Task directions
Filter the material, keeping only lines with the word "guancette".

The input
^^^^^^^^
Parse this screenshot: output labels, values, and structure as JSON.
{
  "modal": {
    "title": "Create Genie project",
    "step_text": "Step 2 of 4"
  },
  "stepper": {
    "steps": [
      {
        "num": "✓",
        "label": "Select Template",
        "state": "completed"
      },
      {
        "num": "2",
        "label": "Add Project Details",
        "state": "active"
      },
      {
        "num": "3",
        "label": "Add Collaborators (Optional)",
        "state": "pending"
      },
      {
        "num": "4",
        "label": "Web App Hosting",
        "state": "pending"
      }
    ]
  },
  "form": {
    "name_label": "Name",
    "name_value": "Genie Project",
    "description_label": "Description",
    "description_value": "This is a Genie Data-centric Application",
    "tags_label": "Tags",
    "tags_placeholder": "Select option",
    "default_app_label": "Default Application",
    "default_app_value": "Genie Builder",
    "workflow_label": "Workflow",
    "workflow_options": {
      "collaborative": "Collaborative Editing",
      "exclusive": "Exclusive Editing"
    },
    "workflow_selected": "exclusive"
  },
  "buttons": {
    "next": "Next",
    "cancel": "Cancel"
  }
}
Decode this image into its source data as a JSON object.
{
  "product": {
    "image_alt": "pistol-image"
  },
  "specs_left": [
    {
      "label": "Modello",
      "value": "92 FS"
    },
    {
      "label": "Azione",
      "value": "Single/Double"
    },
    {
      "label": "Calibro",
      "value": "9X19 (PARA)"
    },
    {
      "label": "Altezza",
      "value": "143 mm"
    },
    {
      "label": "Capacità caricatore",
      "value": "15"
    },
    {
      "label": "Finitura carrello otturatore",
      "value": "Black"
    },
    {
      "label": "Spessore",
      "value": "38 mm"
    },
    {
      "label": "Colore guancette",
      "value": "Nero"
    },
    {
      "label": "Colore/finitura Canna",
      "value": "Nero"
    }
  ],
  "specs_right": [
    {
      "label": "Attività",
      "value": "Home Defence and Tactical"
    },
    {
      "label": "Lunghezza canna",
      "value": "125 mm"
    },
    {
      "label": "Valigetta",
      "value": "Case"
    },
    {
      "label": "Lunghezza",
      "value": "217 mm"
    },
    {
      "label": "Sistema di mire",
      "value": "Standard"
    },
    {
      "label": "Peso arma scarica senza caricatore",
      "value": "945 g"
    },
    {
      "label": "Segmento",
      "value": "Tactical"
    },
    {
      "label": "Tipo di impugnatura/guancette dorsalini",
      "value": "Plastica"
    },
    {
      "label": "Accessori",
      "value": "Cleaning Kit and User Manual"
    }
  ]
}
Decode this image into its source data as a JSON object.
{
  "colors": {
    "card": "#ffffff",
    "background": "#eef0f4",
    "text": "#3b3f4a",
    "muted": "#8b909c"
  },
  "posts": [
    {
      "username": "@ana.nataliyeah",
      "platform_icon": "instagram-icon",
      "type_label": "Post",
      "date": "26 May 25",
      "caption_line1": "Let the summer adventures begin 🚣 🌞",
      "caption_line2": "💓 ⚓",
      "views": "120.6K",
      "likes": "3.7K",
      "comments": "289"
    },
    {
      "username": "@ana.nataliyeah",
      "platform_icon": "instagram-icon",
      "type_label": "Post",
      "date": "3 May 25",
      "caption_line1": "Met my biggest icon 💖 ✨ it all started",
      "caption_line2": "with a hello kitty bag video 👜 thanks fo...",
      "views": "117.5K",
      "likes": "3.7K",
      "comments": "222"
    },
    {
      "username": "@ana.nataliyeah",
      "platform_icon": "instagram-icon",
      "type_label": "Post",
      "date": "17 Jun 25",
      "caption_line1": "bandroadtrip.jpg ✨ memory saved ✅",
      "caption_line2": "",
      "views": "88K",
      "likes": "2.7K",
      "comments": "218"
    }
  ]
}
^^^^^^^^
Written response
      "label": "Colore guancette",
      "label": "Tipo di impugnatura/guancette dorsalini",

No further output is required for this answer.